## Work order
For the entries that follow, count the lines containing the string "Acquisition" and write only the number.

*** Exercise data ***

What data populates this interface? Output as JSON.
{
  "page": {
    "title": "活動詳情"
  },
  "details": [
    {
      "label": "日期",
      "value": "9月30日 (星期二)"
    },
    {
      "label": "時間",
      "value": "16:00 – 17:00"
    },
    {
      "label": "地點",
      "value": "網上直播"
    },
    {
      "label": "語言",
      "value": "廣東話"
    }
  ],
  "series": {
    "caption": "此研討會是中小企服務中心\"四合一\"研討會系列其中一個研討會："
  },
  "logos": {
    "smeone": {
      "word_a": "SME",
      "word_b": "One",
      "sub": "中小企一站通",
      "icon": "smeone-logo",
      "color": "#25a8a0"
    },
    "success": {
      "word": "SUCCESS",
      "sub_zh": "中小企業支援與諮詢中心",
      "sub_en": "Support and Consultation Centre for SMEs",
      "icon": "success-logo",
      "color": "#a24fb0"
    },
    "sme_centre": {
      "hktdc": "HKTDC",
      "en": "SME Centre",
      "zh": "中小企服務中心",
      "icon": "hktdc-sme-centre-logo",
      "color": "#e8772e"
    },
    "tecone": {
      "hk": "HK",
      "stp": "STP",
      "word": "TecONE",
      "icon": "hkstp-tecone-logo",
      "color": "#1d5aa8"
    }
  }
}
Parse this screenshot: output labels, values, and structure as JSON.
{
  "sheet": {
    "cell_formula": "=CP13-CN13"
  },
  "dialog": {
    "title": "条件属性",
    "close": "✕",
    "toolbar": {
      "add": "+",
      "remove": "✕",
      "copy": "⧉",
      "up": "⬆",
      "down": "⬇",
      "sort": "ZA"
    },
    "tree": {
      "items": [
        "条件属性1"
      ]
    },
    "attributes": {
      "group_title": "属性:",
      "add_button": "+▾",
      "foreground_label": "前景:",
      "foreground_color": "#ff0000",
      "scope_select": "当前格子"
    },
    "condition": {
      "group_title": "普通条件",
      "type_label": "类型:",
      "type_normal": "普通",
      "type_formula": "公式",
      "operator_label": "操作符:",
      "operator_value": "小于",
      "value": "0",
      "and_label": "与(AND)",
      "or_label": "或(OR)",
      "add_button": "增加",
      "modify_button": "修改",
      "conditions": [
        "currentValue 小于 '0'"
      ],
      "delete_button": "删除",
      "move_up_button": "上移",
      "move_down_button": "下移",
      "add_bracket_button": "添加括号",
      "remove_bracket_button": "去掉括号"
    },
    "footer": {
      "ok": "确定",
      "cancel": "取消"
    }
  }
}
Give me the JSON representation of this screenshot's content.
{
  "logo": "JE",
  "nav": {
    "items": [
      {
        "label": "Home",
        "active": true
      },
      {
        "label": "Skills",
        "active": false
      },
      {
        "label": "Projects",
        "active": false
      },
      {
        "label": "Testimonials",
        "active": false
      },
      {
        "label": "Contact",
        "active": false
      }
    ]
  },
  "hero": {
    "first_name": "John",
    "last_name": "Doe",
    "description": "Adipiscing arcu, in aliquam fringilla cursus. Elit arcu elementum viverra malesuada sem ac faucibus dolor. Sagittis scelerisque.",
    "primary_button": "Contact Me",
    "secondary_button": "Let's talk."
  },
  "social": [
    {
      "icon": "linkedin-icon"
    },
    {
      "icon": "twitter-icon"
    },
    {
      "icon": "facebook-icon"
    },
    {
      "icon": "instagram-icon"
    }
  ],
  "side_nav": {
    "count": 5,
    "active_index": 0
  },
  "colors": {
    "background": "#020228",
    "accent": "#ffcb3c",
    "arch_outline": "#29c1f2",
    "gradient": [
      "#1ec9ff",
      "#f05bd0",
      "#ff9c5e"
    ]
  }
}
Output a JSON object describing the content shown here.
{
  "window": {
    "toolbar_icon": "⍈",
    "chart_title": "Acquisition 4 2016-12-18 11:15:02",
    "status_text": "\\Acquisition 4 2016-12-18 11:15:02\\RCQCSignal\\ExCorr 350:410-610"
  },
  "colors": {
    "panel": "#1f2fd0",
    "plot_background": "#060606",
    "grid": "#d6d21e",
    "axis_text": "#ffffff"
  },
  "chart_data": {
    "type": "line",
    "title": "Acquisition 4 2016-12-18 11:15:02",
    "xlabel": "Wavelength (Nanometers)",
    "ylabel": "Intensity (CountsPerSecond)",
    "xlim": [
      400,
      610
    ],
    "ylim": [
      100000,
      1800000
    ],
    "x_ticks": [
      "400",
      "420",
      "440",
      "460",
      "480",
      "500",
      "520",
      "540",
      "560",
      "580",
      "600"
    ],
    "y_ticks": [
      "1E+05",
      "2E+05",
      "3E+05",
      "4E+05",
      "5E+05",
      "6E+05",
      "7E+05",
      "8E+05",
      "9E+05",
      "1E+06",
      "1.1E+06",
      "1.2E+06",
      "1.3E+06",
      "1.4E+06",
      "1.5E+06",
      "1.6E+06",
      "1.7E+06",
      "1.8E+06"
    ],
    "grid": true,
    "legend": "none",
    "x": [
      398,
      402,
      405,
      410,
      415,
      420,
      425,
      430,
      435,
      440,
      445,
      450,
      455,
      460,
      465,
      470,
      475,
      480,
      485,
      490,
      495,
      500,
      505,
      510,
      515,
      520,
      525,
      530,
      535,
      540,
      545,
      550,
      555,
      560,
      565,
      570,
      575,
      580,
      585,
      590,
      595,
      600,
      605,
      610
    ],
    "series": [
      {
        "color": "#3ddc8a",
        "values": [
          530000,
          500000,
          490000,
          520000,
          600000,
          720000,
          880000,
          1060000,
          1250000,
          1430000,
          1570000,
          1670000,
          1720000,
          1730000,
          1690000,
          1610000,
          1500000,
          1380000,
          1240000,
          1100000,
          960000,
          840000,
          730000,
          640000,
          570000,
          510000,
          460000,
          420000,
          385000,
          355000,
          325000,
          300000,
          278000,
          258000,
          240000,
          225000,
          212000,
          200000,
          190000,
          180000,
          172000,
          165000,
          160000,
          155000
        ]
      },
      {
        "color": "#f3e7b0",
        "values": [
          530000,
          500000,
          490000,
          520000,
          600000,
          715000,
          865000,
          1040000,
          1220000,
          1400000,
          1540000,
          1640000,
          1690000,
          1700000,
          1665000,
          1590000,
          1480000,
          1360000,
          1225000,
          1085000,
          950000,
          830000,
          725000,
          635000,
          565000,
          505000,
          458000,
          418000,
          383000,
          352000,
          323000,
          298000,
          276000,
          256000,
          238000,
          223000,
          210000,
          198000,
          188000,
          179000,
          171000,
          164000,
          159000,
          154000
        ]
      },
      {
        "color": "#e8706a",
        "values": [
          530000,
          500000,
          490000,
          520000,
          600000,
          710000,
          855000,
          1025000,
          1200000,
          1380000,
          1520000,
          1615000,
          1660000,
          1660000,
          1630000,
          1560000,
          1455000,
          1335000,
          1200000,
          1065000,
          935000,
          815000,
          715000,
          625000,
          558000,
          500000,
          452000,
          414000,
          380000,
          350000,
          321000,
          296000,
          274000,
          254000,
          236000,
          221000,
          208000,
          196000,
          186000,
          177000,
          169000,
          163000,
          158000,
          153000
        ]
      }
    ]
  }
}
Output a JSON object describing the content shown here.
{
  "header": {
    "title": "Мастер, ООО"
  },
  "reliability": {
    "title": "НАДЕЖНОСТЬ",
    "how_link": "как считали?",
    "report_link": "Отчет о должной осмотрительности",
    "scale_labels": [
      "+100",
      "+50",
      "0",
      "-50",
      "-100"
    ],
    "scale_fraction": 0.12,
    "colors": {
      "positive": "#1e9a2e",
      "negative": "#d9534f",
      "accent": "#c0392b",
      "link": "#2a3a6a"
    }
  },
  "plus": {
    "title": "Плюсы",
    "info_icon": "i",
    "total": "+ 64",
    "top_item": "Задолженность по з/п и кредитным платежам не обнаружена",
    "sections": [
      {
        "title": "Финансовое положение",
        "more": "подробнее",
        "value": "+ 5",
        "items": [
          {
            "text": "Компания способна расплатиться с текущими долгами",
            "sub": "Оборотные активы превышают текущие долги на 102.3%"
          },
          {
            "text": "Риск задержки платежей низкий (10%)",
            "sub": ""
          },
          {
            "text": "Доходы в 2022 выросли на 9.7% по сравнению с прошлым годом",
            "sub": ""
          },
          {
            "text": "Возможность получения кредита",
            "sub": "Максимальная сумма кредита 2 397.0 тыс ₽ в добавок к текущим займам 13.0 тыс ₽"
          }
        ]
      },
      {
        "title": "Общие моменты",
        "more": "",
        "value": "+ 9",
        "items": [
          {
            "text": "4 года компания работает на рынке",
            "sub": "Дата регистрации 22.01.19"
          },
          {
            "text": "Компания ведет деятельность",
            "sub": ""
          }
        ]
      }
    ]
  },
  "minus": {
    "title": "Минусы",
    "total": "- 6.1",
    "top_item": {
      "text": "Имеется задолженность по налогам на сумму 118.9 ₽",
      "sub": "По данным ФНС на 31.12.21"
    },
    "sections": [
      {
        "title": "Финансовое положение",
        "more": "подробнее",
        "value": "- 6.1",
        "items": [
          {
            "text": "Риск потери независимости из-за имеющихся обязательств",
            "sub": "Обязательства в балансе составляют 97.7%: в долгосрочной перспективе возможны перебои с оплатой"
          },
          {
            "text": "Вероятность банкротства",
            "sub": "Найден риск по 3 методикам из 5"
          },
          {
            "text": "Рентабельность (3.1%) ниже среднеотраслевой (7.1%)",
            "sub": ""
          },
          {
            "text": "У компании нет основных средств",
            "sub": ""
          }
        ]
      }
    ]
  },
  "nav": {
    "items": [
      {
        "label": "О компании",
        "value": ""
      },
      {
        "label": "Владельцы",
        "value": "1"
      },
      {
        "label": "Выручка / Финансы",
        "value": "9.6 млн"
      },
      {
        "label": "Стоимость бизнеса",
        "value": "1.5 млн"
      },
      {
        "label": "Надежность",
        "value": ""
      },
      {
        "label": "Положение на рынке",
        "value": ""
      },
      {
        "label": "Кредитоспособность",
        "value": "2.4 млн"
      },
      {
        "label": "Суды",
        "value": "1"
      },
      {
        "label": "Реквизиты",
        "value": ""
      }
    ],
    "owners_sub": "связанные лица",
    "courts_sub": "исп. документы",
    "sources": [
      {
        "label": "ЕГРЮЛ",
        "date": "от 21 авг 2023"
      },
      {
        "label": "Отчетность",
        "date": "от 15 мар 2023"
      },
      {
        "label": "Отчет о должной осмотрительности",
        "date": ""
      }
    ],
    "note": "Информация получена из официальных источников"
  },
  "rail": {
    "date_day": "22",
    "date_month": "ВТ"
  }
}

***

## Response
3